MLE -- The Most Likely Estimate of when the MRCA between two people lived.
Modal -- The value at which an absolute or maximum occurs in the frequency distribution of the variant.
MRCA -- The Most Recent Common Ancestor between two people. See the expanded definition at the bottom.
Mutation -- Small changes during the DNA copying process during transfer from father to son.
STR -- Short Tandem Repeats = A VNTR (see below) in which the repeated sequence is from one (1) to five (5) base pairs.
Y-chromosome -- is passed down from generation to generation only through the male line; from father to son, father to son, etc.
VNTR -- Variable Number Tandem Repeats. A defined region of DNA containing multiple copies of short sequences of bases, which are repeated a number of times, the number of repeats varying among individuals in the population.
Most Recent Common Ancestor (MRCA)
Click here to go to a site that helps you calculate your MRCA for two related families. Click here to see a diagram of the MRCA prediction of various numbers of test markers.
In order to understand MRCA, you must understand the following:
MRCA: (most recent common ancestor): the common ancestor between two people.
MLE: most likely estimate of when the most recent common ancestor between two people lived. It appears that testing labs are using a probability of 50% when figuring the MLE rather than a higher percentage such as 90%.
Generation: Genetics uses 20 years for each generation.
Heyer principle: Y chromosome mutations occur generally once every 500 generations per locus (or "per marker") with a mutation rate of 0.2%.
Example of Heyer principle: Using the Heyer principle, we would expect EACH locus to change 1 digit in 500 generations. If we use a 12 marker test, in 500 (generations) / 12 (markers) = 41.667 generations we would expect to have a change in 1 of the 12 markers by one digit. Thus, two Jordans with a common ancestor would almost certainly have a one digit change in 835 years or have a one digit difference in their marker results.
As genealogists, we want to know when the MRCA between two people lived. We know that where all 12 markers match, there is a 50% probability that the MRCA was no longer than 14.4 generations (288 years), and a 90% probability that the MRCA was within the last 48 generations. The Most Likely Estimate (MLE) for a 12/12 match, however, is 14.4 generations (which happens to be the 50% probability figure; 48 at 90%, 63 generations at 95%). The range for a 12/12 match is 1 to 63 generations.
What if there is an 11/12 marker match?

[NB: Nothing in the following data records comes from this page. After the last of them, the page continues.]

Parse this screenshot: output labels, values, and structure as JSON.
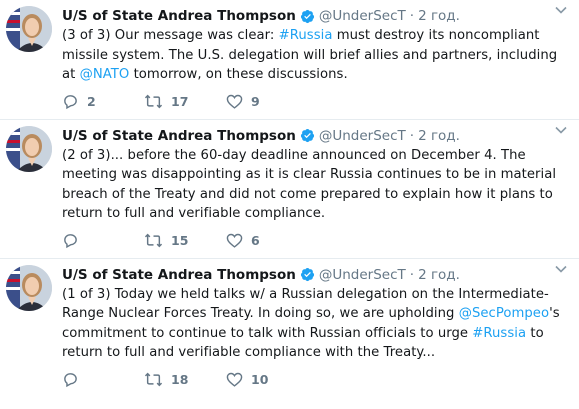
{
  "tweets": [
    {
      "author": "U/S of State Andrea Thompson",
      "handle": "@UnderSecT",
      "time": "2 год.",
      "text_parts": [
        {
          "t": "(3 of 3) Our message was clear:  "
        },
        {
          "t": "#Russia",
          "link": true
        },
        {
          "t": " must destroy its noncompliant missile system. The U.S. delegation will brief allies and partners, including at "
        },
        {
          "t": "@NATO",
          "link": true
        },
        {
          "t": " tomorrow, on these discussions."
        }
      ],
      "replies": "2",
      "retweets": "17",
      "likes": "9"
    },
    {
      "author": "U/S of State Andrea Thompson",
      "handle": "@UnderSecT",
      "time": "2 год.",
      "text_parts": [
        {
          "t": "(2 of 3)... before the 60-day deadline announced on December 4.  The meeting was disappointing as it is clear Russia continues to be in material breach of the Treaty and did not come prepared to explain how it plans to return to full and verifiable compliance."
        }
      ],
      "replies": "",
      "retweets": "15",
      "likes": "6"
    },
    {
      "author": "U/S of State Andrea Thompson",
      "handle": "@UnderSecT",
      "time": "2 год.",
      "text_parts": [
        {
          "t": "(1 of 3) Today we held talks w/ a Russian delegation on the Intermediate-Range Nuclear Forces Treaty.  In doing so, we are upholding "
        },
        {
          "t": "@SecPompeo",
          "link": true
        },
        {
          "t": "'s commitment to continue to talk with Russian officials to urge "
        },
        {
          "t": "#Russia",
          "link": true
        },
        {
          "t": " to return to full and verifiable compliance with the Treaty..."
        }
      ],
      "replies": "",
      "retweets": "18",
      "likes": "10"
    }
  ],
  "colors": {
    "link": "#1da1f2",
    "verified": "#1da1f2",
    "muted": "#657786",
    "divider": "#e6ecf0"
  },
  "icons": [
    "verified-badge-icon",
    "chevron-down-icon",
    "reply-icon",
    "retweet-icon",
    "like-icon"
  ]
}
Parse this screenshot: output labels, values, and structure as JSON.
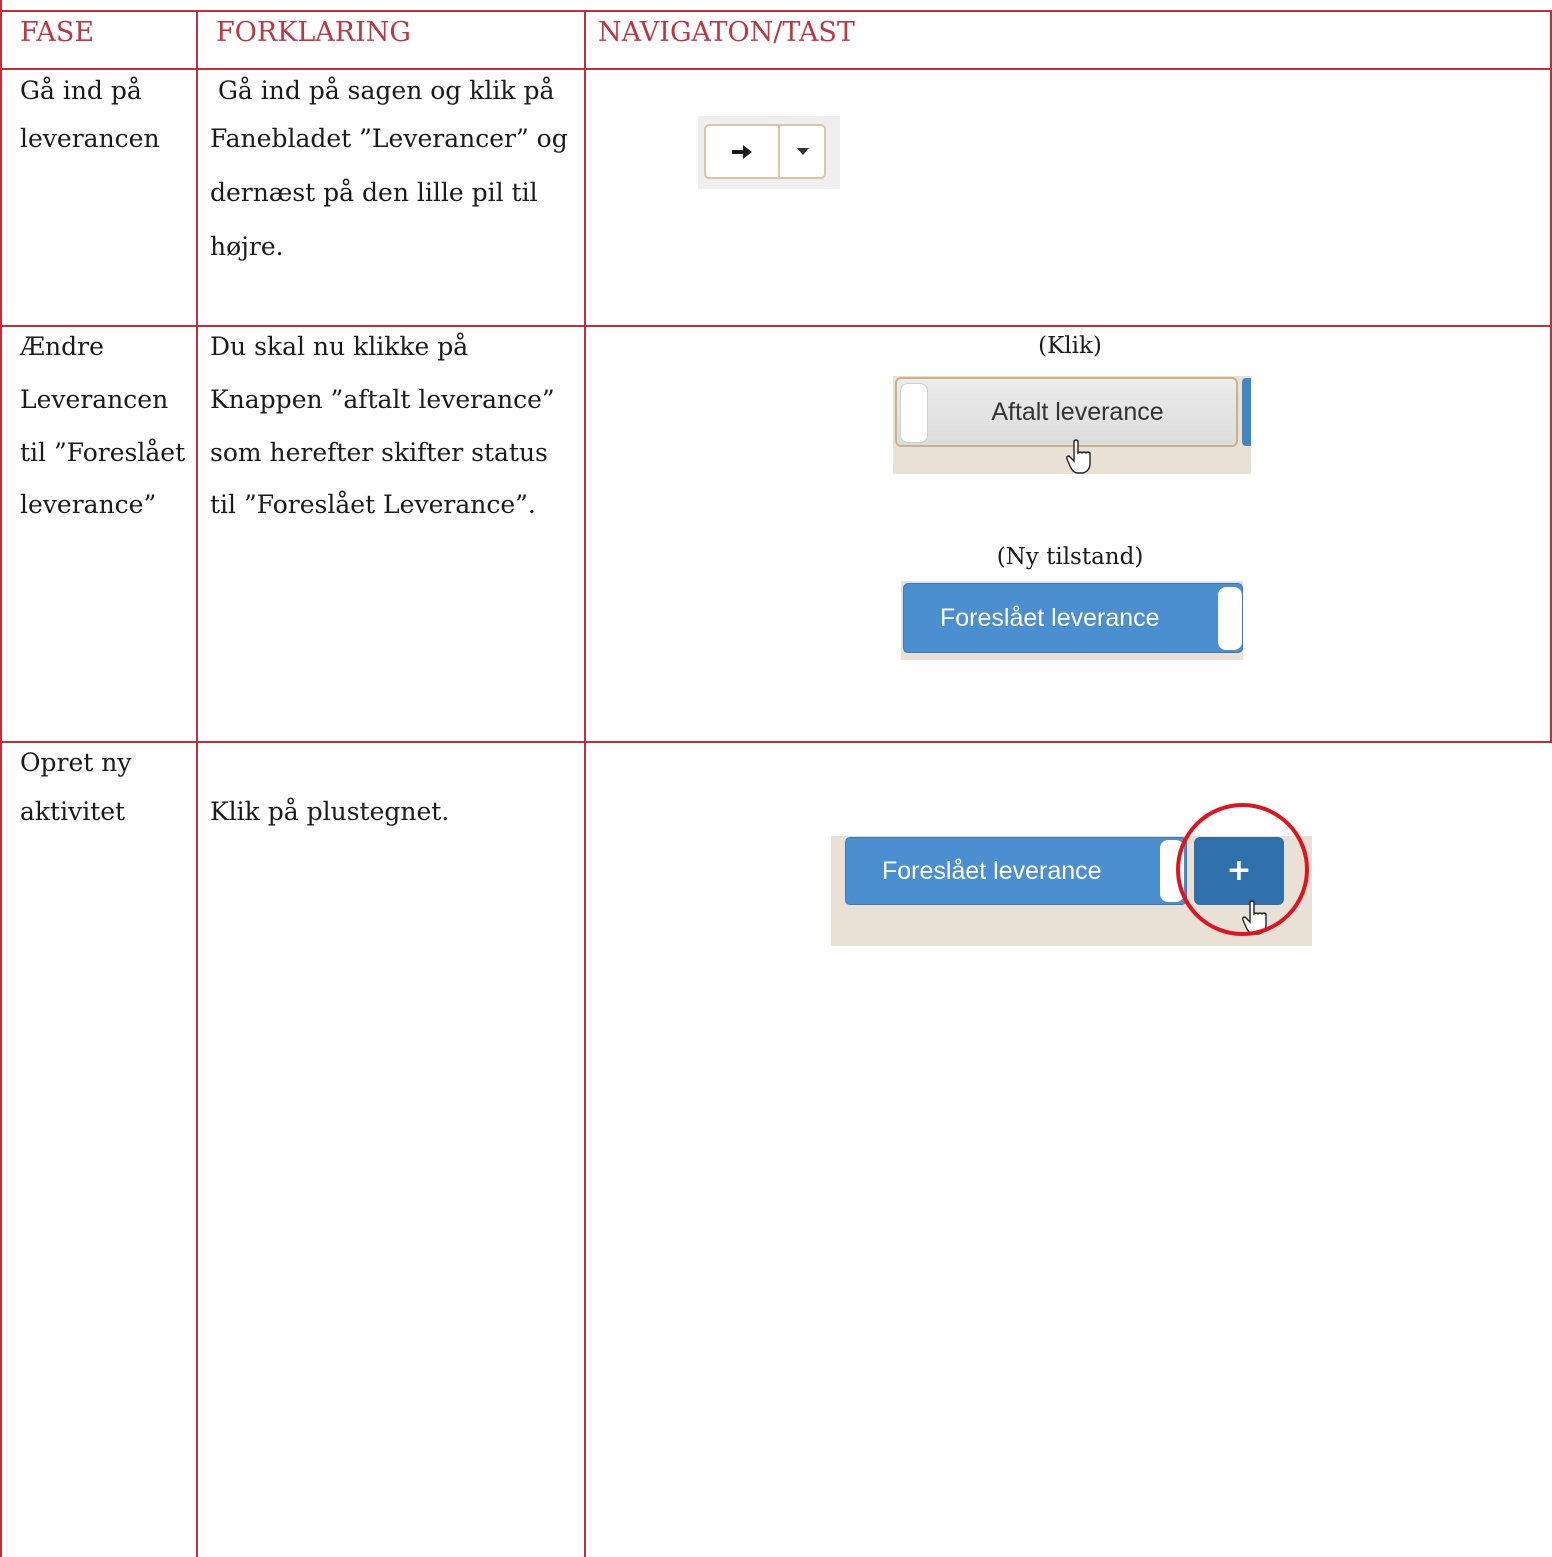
{
  "table": {
    "headers": {
      "phase": "FASE",
      "explanation": "FORKLARING",
      "navigation": "NAVIGATON/TAST"
    },
    "rows": [
      {
        "phase": [
          "Gå ind på",
          "leverancen"
        ],
        "explanation": [
          " Gå ind på sagen og klik på",
          "Fanebladet ”Leverancer” og",
          "dernæst på den lille pil til",
          "højre."
        ]
      },
      {
        "phase": [
          "Ændre",
          "Leverancen",
          "til ”Foreslået",
          "leverance”"
        ],
        "explanation": [
          "Du skal nu klikke på",
          "Knappen ”aftalt leverance”",
          "som herefter skifter status",
          "til ”Foreslået Leverance”."
        ],
        "captions": {
          "click": "(Klik)",
          "new_state": "(Ny tilstand)"
        },
        "buttons": {
          "agreed": "Aftalt leverance",
          "proposed": "Foreslået leverance"
        }
      },
      {
        "phase": [
          "Opret ny",
          "aktivitet"
        ],
        "explanation": [
          "Klik på plustegnet."
        ],
        "buttons": {
          "proposed": "Foreslået leverance",
          "plus": "+"
        }
      }
    ]
  },
  "icons": [
    "arrow-right-icon",
    "caret-down-icon",
    "hand-cursor-icon",
    "plus-icon"
  ],
  "colors": {
    "rule": "#c0303a",
    "header_text": "#c23440",
    "button_blue": "#4b8fd0",
    "button_blue_dark": "#2f6fab",
    "highlight_ring": "#e0141e"
  }
}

For an 11/12 match, there is a 50% probability that the MRCA lived no longer than 36 generations, which is also the MLE. This translates into 36 x 20 = 720 years. The range for an 11/12 match is 1 to 104 generations (85 generations at 90%, 104 at 95%).
What if there is a 10/12 match? For a 10/12 match, there is a 50% probability that the MRCA lived no longer than 61 generations, which is also the MLE. This translates into 61 x 20 = 1220 years. The range for a 10/12 match is 1 to 145 generations (122 at 90%, 145 at 95% probability).
We do know that if the results of two people are different by one mutation, that these people are related. If different by two mutations, probably related. As we see three or more mutations, the people who may be related are very distantly related. The concept of MRCA puts the relation back many generations.